### DATA RECORDS
_ _ _
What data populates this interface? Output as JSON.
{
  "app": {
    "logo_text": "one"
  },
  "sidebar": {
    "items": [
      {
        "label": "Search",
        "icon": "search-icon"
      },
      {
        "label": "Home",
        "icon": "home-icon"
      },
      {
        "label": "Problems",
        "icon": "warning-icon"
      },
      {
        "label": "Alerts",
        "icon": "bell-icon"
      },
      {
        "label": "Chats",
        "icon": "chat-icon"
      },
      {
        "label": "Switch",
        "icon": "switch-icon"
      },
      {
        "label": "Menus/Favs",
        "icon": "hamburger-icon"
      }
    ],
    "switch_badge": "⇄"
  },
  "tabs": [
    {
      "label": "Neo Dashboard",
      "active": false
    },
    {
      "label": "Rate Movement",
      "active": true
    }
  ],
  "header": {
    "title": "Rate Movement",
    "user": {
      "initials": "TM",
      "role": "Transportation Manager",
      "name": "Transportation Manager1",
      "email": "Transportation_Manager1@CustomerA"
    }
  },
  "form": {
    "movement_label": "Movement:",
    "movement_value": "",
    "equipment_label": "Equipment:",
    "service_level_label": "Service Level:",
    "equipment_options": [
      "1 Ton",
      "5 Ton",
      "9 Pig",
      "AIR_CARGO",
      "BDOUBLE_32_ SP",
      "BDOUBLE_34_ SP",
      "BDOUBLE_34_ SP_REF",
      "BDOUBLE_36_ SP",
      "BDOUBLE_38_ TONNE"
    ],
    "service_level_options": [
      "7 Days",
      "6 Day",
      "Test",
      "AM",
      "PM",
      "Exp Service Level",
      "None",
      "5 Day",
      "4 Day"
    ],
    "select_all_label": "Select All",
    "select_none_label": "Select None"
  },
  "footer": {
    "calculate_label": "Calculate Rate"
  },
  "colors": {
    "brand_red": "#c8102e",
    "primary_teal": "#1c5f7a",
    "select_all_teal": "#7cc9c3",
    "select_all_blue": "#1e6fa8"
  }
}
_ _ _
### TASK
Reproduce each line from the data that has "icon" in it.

### SOLVED EXERCISE
        "icon": "search-icon"
        "icon": "home-icon"
        "icon": "warning-icon"
        "icon": "bell-icon"
        "icon": "chat-icon"
        "icon": "switch-icon"
        "icon": "hamburger-icon"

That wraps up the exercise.